For the records that follow, say how many lines have the word "java" in them. Write the number and nothing more.

━━━━━━━━━━━━━━━━

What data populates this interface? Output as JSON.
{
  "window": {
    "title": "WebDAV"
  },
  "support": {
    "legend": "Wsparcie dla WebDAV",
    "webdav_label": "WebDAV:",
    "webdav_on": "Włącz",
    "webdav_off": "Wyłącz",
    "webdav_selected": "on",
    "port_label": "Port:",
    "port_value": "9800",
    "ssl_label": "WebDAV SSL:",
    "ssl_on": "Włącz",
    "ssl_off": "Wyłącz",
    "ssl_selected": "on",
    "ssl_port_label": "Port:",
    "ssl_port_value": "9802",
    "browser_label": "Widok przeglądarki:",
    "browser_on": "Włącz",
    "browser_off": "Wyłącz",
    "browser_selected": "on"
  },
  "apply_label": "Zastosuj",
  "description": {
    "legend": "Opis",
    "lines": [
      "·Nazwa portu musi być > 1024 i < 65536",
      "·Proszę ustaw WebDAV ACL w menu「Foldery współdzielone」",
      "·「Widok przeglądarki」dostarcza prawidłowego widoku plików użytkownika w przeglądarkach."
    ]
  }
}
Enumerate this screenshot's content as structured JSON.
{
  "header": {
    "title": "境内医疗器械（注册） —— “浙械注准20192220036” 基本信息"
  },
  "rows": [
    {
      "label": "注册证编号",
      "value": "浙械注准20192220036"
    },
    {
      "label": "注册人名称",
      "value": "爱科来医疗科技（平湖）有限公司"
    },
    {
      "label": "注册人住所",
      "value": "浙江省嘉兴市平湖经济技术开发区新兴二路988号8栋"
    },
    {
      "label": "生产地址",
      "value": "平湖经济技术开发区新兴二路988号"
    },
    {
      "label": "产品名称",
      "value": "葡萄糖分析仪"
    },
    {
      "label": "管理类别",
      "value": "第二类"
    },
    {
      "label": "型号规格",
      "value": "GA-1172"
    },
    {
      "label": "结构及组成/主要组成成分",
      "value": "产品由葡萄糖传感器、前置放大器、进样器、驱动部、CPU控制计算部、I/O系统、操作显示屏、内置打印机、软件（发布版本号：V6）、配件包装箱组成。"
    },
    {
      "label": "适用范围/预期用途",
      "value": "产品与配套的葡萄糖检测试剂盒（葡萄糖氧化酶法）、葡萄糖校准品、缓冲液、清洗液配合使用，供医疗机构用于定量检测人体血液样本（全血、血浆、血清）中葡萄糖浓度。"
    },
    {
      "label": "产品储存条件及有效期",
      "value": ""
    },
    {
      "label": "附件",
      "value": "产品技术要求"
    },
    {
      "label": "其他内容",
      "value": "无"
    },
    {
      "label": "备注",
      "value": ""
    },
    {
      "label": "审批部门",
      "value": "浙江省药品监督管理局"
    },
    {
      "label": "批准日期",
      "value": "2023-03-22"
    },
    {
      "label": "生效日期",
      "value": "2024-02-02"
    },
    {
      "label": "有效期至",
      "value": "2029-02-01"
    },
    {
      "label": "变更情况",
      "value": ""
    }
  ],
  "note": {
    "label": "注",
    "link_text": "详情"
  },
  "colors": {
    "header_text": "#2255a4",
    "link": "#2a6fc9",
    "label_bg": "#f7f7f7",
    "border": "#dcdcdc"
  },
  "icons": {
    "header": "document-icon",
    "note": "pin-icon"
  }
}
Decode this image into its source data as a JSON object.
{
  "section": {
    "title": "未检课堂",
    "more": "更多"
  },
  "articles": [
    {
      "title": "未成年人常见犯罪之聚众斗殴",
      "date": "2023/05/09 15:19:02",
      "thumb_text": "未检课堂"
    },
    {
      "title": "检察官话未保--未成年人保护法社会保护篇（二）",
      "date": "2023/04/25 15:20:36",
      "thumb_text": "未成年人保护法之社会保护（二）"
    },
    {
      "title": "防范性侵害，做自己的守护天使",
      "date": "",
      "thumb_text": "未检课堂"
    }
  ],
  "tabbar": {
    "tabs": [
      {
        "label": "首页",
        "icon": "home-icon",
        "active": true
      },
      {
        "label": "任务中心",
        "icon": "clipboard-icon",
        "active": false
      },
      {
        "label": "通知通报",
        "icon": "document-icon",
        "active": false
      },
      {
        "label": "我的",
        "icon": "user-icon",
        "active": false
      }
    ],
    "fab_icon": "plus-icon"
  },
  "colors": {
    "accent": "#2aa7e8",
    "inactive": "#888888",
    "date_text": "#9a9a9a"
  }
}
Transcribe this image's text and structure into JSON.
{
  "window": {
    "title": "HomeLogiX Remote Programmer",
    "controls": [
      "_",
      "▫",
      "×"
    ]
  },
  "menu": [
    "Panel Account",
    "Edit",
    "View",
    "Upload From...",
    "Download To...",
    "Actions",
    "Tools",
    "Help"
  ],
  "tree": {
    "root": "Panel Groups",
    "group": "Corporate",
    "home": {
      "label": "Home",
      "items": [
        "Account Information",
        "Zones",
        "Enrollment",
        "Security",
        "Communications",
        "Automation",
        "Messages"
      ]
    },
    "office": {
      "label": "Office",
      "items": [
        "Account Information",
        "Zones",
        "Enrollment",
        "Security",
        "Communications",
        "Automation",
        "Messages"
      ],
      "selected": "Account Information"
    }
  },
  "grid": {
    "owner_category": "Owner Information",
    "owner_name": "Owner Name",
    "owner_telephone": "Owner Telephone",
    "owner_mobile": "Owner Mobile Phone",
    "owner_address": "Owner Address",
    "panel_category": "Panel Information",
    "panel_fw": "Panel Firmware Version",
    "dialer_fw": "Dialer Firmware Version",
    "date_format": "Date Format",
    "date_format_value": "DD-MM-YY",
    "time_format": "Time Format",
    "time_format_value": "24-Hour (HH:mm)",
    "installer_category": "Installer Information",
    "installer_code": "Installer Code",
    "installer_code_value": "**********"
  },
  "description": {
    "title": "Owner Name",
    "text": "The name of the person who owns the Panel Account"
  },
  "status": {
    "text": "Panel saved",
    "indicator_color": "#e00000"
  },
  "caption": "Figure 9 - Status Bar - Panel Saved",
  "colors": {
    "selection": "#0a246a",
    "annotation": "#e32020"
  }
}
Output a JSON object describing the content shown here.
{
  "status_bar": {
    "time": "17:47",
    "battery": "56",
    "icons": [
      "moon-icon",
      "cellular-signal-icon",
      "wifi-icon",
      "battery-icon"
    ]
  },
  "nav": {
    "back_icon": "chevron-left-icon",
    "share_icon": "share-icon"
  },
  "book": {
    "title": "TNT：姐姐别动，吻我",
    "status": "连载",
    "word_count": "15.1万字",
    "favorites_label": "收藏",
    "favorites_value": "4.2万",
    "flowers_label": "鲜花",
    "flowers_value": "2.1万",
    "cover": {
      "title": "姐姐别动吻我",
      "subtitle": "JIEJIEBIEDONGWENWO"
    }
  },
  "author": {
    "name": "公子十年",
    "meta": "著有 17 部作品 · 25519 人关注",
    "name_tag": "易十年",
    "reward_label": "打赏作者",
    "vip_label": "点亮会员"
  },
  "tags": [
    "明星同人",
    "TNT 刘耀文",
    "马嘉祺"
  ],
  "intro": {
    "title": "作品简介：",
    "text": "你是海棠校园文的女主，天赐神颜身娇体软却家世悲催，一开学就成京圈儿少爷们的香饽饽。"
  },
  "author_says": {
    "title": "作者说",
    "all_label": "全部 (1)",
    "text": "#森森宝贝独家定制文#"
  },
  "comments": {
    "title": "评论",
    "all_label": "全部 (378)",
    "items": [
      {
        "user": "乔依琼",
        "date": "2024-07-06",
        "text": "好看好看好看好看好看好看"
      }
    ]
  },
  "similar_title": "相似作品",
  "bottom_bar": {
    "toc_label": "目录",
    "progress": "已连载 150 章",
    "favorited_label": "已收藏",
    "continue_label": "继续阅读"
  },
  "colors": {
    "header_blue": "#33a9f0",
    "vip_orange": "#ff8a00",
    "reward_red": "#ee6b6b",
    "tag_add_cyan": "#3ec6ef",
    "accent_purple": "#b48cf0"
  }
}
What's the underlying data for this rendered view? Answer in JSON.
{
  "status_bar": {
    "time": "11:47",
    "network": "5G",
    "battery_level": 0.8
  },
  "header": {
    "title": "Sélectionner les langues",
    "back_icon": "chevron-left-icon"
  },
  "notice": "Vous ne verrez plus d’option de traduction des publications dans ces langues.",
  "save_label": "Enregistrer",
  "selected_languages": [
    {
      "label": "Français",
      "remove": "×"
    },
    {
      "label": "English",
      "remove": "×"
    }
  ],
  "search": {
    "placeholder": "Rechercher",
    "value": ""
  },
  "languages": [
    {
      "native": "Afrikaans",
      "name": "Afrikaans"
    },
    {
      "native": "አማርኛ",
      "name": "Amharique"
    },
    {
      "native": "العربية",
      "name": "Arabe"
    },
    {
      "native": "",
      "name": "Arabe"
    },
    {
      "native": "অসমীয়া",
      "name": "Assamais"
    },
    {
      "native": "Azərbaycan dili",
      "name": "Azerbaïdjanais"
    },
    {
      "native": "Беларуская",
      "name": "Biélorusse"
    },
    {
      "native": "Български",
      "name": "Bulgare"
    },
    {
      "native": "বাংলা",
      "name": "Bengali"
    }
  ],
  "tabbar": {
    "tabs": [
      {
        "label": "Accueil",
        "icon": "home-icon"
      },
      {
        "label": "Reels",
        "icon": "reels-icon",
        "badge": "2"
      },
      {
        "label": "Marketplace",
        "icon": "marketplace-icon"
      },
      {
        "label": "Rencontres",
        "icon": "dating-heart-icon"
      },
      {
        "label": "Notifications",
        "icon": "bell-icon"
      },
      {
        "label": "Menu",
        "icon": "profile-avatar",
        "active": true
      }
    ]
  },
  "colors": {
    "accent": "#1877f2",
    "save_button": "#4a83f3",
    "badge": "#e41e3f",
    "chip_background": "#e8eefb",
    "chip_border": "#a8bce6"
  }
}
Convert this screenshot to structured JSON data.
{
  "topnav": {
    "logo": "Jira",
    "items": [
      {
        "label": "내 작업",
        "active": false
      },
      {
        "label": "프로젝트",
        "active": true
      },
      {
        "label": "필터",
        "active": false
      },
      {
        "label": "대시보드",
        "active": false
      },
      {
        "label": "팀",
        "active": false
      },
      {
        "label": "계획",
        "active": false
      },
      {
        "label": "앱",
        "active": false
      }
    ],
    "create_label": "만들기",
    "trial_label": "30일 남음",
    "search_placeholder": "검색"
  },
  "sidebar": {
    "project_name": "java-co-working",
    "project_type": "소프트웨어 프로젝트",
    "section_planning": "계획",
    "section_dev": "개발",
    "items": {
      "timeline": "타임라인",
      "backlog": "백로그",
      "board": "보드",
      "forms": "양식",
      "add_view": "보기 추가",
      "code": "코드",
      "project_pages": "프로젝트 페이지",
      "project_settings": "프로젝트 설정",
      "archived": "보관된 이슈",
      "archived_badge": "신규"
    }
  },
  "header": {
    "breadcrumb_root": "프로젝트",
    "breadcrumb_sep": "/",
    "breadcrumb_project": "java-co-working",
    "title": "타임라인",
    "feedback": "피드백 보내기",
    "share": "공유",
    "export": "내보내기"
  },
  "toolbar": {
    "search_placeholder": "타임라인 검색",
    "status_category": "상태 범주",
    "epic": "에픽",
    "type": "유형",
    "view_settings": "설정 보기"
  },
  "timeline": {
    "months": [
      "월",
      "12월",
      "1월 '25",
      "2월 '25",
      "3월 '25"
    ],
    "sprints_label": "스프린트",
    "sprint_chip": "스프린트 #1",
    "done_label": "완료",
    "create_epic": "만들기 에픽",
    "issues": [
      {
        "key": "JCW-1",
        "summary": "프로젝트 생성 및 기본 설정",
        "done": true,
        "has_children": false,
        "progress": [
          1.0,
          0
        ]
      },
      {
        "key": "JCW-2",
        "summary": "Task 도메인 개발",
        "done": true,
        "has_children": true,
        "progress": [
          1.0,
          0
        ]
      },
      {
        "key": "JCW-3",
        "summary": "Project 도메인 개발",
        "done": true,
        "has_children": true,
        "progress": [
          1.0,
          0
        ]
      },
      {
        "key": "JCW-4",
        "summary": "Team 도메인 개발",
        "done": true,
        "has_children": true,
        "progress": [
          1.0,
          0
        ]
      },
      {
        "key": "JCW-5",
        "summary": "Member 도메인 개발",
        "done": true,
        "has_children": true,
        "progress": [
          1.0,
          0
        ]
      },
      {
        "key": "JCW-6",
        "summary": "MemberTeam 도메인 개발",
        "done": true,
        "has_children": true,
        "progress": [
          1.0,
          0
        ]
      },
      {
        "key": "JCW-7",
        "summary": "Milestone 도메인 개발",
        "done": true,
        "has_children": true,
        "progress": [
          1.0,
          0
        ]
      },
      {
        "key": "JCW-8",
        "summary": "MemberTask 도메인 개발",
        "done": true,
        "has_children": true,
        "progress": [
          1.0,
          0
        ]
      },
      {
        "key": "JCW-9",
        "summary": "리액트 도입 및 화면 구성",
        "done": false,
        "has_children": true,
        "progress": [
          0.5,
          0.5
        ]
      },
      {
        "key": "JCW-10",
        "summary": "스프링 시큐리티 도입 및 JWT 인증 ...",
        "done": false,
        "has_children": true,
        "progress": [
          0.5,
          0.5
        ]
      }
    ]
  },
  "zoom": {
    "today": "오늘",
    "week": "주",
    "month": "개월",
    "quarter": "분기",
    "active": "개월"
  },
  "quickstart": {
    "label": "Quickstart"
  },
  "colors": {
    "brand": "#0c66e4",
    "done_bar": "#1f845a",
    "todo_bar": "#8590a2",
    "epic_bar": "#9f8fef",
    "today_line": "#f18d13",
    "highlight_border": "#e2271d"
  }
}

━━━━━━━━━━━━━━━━

Result for this exercise: 2